Former Giants’ minor league catcher turns to coaching


SF State assistant baseball coach Tyler LaTorre talks to Golden Gate Xpress reporter during an interview on SF State campus Thursday, Feb.11. (Qing Huang / Xpress)

After 10 years in minor league baseball, nine of which he played in the San Francisco Giants’ minor league system, new SF State assistant baseball coach Tyler LaTorre is thrilled to begin a career in coaching.

Just last March, LaTorre signed a one-year contract with the Milwaukee Brewers and was playing for the Biloxi Shuckers, the Brewers Double-A team. Five months later, he got the call he had been waiting for. It wasn’t a call up to the majors, but it was an offer to start coaching, something he had always wanted to do.

“When you get to play 10 years, you always wonder what’s next,” LaTorre said. “It’s always been in the back of my mind that I wanted to get in college coaching.”

LaTorre, who’s played with Giants pitchers Madison Bumgarner and Tim Lincecum, among others, got the call from new head baseball coach Tony Schifano. Schifano and LaTorre are both former UC Davis Aggies and have cultivated a relationship over the years. 

“Tyler has always been in the back of my mind as a guy that I could offer a coaching job,” Schifano said. “However, he’s been busy playing professional baseball.” 

SF State assistant baseball coach Tyler LaTorre poses for a portrait on SF State campus Thursday, Feb.11. (Qing Huang / Xpress)
SF State assistant baseball coach Tyler LaTorre poses for a portrait on SF State campus Thursday, Feb.11. (Qing Huang / Xpress)

At age 32, retiring from baseball was a tough choice, something LaTorre said he had to discuss with his wife and family.

“When he offered me this opportunity, he didn’t put any pressure on me,” LaTorre said about Schifano. “I don’t want to look back and regret I stopped playing.”

Whether or not LaTorre will fit into Schifano’s team, he certainly has the experience to succeed.

In 10 years of professional baseball, LaTorre played for seven different minor league teams and appeared in 455 games, 305 of those at catcher, his main position. On offense, he batted .243 with 292 hits, including 60 doubles and 14 home runs.

LaTorre played in every minor league division, including his last four years in Triple-A, the highest division of minor league baseball. Playing in the Giants minor league system, he was able to play with several famous Giants before they became superstars.

In 2006, when the Giants signed LaTorre, they also drafted Lincecum in the first round. Remembering his first year, LaTorre chuckled when talking about Lincecum.

“Lincecum and I were drafted in the same year, so we were teammates all the way from A-Ball,” LaTorre recalled. “He went up to the big leagues a little quicker than I did.”

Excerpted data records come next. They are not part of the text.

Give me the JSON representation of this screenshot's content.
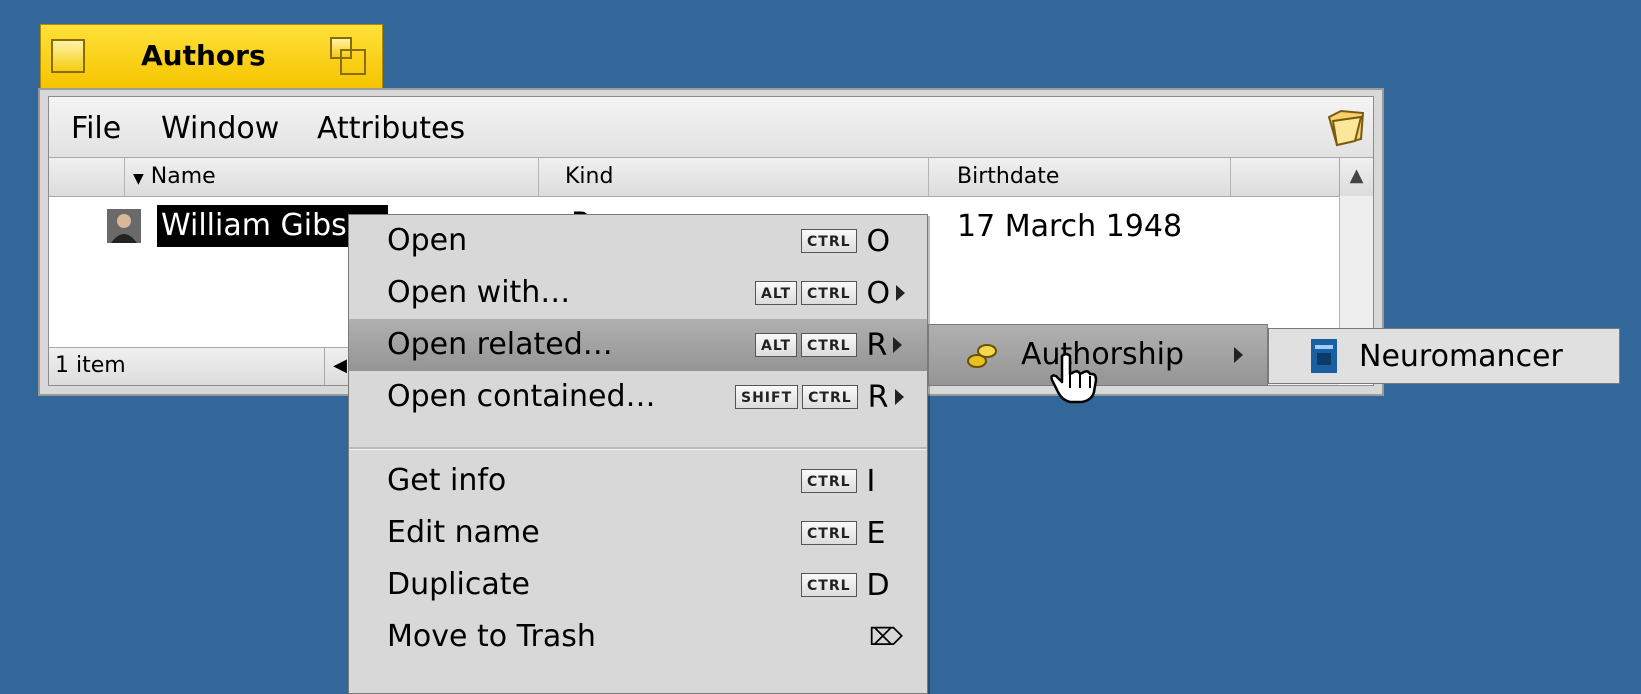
{
  "window": {
    "title": "Authors",
    "menu": [
      "File",
      "Window",
      "Attributes"
    ],
    "columns": [
      "Name",
      "Kind",
      "Birthdate"
    ],
    "rows": [
      {
        "name": "William Gibson",
        "kind": "P",
        "birthdate": "17 March 1948"
      }
    ],
    "status": "1 item"
  },
  "context_menu": {
    "items": [
      {
        "label": "Open",
        "keys": [
          "CTRL"
        ],
        "char": "O",
        "submenu": false
      },
      {
        "label": "Open with…",
        "keys": [
          "ALT",
          "CTRL"
        ],
        "char": "O",
        "submenu": true
      },
      {
        "label": "Open related…",
        "keys": [
          "ALT",
          "CTRL"
        ],
        "char": "R",
        "submenu": true,
        "highlighted": true
      },
      {
        "label": "Open contained…",
        "keys": [
          "SHIFT",
          "CTRL"
        ],
        "char": "R",
        "submenu": true
      },
      {
        "label": "Get info",
        "keys": [
          "CTRL"
        ],
        "char": "I",
        "submenu": false
      },
      {
        "label": "Edit name",
        "keys": [
          "CTRL"
        ],
        "char": "E",
        "submenu": false
      },
      {
        "label": "Duplicate",
        "keys": [
          "CTRL"
        ],
        "char": "D",
        "submenu": false
      },
      {
        "label": "Move to Trash",
        "keys": [],
        "char": "⌦",
        "submenu": false
      }
    ]
  },
  "submenu_related": {
    "label": "Authorship"
  },
  "submenu_authorship": {
    "label": "Neuromancer"
  },
  "colors": {
    "desktop": "#336699",
    "tab": "#f5c400",
    "menu_bg": "#d8d8d8",
    "highlight": "#a0a0a0"
  }
}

LaTorre has caught pitches from Lincecum, Bumgarner and Matt Cain, learned from storied catchers like Bengie Molina and helped mentor younger catchers like Buster Posey.

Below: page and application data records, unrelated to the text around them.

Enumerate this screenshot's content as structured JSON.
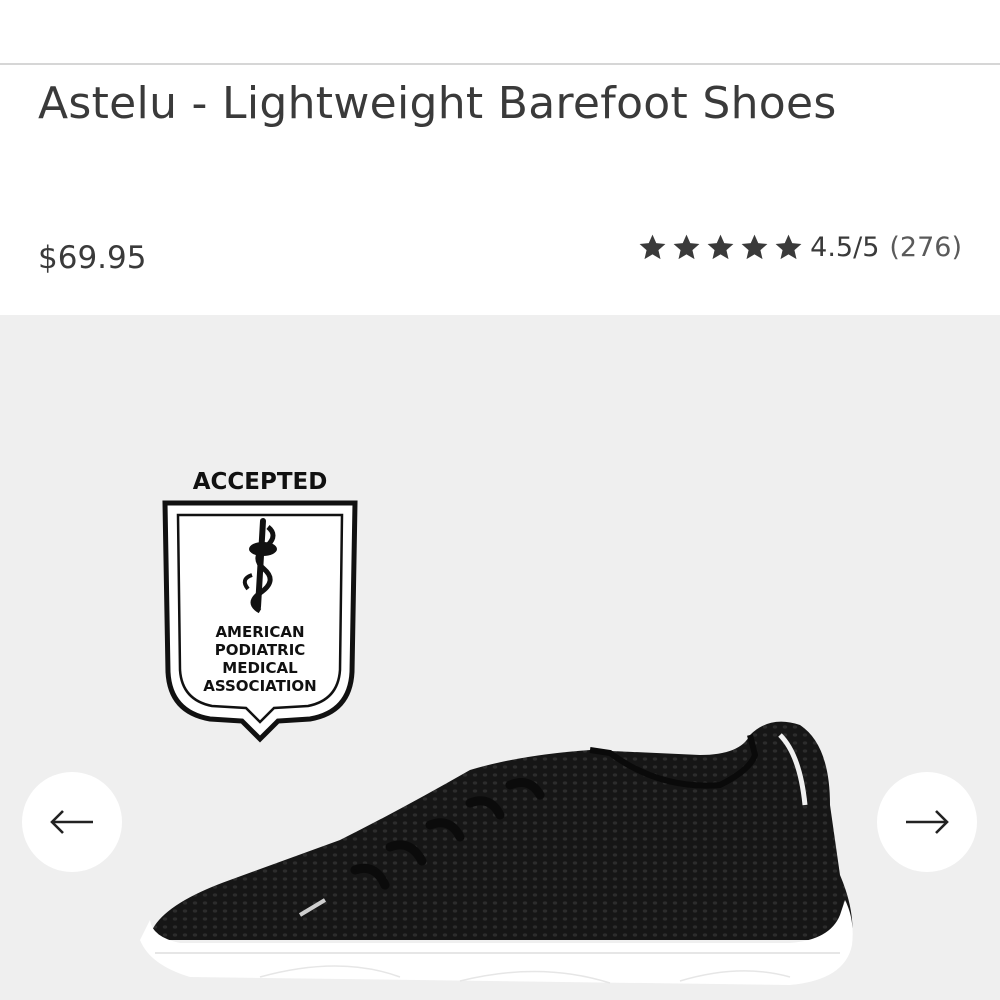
{
  "product": {
    "title": "Astelu - Lightweight Barefoot Shoes",
    "price": "$69.95",
    "rating": {
      "score": 4.5,
      "label": "4.5/5",
      "count": "(276)",
      "stars": 5
    }
  },
  "badge": {
    "top_text": "ACCEPTED",
    "lines": [
      "AMERICAN",
      "PODIATRIC",
      "MEDICAL",
      "ASSOCIATION"
    ]
  },
  "gallery": {
    "prev_icon": "arrow-left-icon",
    "next_icon": "arrow-right-icon"
  },
  "colors": {
    "text": "#3a3a3a",
    "gallery_bg": "#efefef",
    "shoe": "#141414",
    "sole": "#ffffff"
  }
}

“He was rookie of the year, won a world series, and then next year in spring training he’s asking me questions about the catcher’s position,” LaTorre said about Posey. “He obviously knew – he was humble enough to know that he wasn’t as good as he wanted to be.”

LaTorre’s time with those athletes in the minors before they became superstars has caught the attention of Gators baseball. Peter Reyes, a fifth-year pitcher, is glad to have LaTorre on the team.

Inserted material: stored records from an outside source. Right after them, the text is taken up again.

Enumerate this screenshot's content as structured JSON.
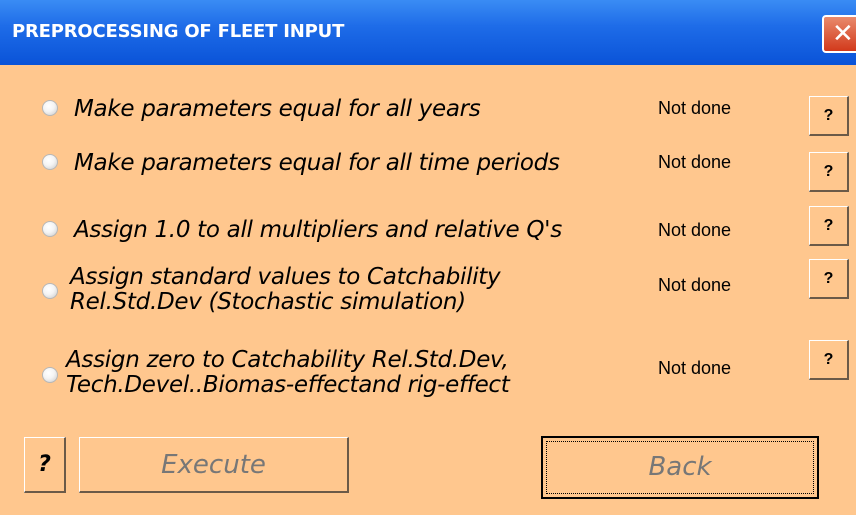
{
  "window": {
    "title": "PREPROCESSING OF FLEET INPUT",
    "close_icon": "✕"
  },
  "options": [
    {
      "label_lines": [
        "Make parameters equal for all years"
      ],
      "status": "Not done",
      "help_label": "?"
    },
    {
      "label_lines": [
        "Make parameters equal for all time periods"
      ],
      "status": "Not done",
      "help_label": "?"
    },
    {
      "label_lines": [
        "Assign 1.0 to all multipliers and relative Q's"
      ],
      "status": "Not done",
      "help_label": "?"
    },
    {
      "label_lines": [
        "Assign standard values to Catchability",
        "Rel.Std.Dev  (Stochastic simulation)"
      ],
      "status": "Not done",
      "help_label": "?"
    },
    {
      "label_lines": [
        "Assign zero to Catchability Rel.Std.Dev,",
        "Tech.Devel..Biomas-effectand rig-effect"
      ],
      "status": "Not done",
      "help_label": "?"
    }
  ],
  "footer": {
    "help_label": "?",
    "execute_label": "Execute",
    "back_label": "Back"
  },
  "colors": {
    "window_bg": "#FFC78E",
    "titlebar": "#0A53D8",
    "disabled_text": "#777777"
  }
}
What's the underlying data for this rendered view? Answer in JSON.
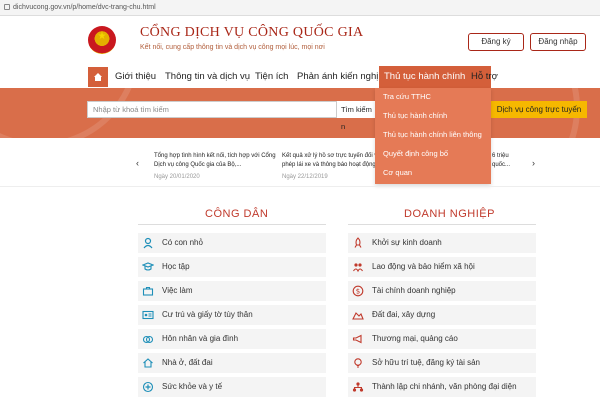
{
  "browser": {
    "url": "dichvucong.gov.vn/p/home/dvc-trang-chu.html"
  },
  "header": {
    "title": "CỔNG DỊCH VỤ CÔNG QUỐC GIA",
    "subtitle": "Kết nối, cung cấp thông tin và dịch vụ công mọi lúc, mọi nơi",
    "register": "Đăng ký",
    "login": "Đăng nhập"
  },
  "nav": {
    "items": [
      "Giới thiệu",
      "Thông tin và dịch vụ",
      "Tiện ích",
      "Phản ánh kiến nghị",
      "Thủ tục hành chính",
      "Hỗ trợ"
    ],
    "active_index": 4
  },
  "dropdown": {
    "items": [
      "Tra cứu TTHC",
      "Thủ tục hành chính",
      "Thủ tục hành chính liên thông",
      "Quyết định công bố",
      "Cơ quan"
    ]
  },
  "search": {
    "placeholder": "Nhập từ khoá tìm kiếm",
    "advanced": "Tìm kiếm n",
    "service_button": "Dịch vụ công trực tuyến"
  },
  "news": [
    {
      "title": "Tổng hợp tình hình kết nối, tích hợp với Cổng Dịch vụ công Quốc gia của Bộ,...",
      "date": "Ngày 20/01/2020"
    },
    {
      "title": "Kết quả xử lý hồ sơ trực tuyến đối với giấy phép lái xe và thông báo hoạt động...",
      "date": "Ngày 22/12/2019"
    },
    {
      "title": "6 triệu quốc..."
    }
  ],
  "citizen": {
    "title": "CÔNG DÂN",
    "items": [
      "Có con nhỏ",
      "Học tập",
      "Việc làm",
      "Cư trú và giấy tờ tùy thân",
      "Hôn nhân và gia đình",
      "Nhà ở, đất đai",
      "Sức khỏe và y tế"
    ]
  },
  "business": {
    "title": "DOANH NGHIỆP",
    "items": [
      "Khởi sự kinh doanh",
      "Lao động và bảo hiểm xã hội",
      "Tài chính doanh nghiệp",
      "Đất đai, xây dựng",
      "Thương mại, quảng cáo",
      "Sở hữu trí tuệ, đăng ký tài sản",
      "Thành lập chi nhánh, văn phòng đại diện"
    ]
  },
  "colors": {
    "brand": "#a92718",
    "nav_active": "#d45f3a",
    "banner": "#d96e4a",
    "service_button": "#f6b800",
    "citizen_icon": "#1e8fb8",
    "business_icon": "#c0392b"
  }
}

“It’s pretty cool, knowing that he caught those guys,” Reyes said. ”He got to catch some of the best pitchers in the world, and now he’s teaching us.”

LaTorre said he is able to pass on invaluable lessons to his players.

“I’m not going to teach a kid to hit like Buster Posey,” LaTorre said. “But I sure am going to show him some techniques that Buster uses by video analysis or just by telling him Buster would do this, or Brandon Crawford would do that.”